__What you will do__. Work through the data below and copy out every line where "title" is found.

__Information shown__.
⁂

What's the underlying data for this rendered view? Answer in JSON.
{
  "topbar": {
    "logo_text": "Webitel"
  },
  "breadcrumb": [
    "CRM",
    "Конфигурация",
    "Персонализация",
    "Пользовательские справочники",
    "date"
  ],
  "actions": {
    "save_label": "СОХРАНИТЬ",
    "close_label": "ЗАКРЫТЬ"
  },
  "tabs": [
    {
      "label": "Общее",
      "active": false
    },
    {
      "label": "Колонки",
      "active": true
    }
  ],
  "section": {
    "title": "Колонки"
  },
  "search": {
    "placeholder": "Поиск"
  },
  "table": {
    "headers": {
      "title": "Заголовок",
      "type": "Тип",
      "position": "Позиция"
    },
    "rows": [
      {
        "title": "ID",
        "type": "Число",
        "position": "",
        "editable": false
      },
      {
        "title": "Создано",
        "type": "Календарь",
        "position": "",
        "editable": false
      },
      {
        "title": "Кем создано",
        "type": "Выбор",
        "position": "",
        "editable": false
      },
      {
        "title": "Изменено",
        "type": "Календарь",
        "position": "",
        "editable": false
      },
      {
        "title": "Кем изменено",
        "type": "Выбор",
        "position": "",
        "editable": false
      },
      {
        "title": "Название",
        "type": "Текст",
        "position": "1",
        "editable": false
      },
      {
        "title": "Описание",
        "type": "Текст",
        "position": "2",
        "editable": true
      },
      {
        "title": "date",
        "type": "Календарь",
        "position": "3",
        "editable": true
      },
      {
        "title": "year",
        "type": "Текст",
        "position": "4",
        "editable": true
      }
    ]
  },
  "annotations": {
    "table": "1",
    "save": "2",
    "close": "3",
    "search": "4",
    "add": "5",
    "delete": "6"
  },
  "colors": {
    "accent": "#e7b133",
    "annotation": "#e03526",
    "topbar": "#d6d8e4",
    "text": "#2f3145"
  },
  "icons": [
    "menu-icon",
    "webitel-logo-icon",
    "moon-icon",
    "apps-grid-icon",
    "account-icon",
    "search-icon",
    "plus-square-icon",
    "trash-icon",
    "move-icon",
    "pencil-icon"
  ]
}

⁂

__Completed task__.
    "title": "Колонки"
      "title": "Заголовок",
        "title": "ID",
        "title": "Создано",
        "title": "Кем создано",
        "title": "Изменено",
        "title": "Кем изменено",
        "title": "Название",
        "title": "Описание",
        "title": "date",
        "title": "year",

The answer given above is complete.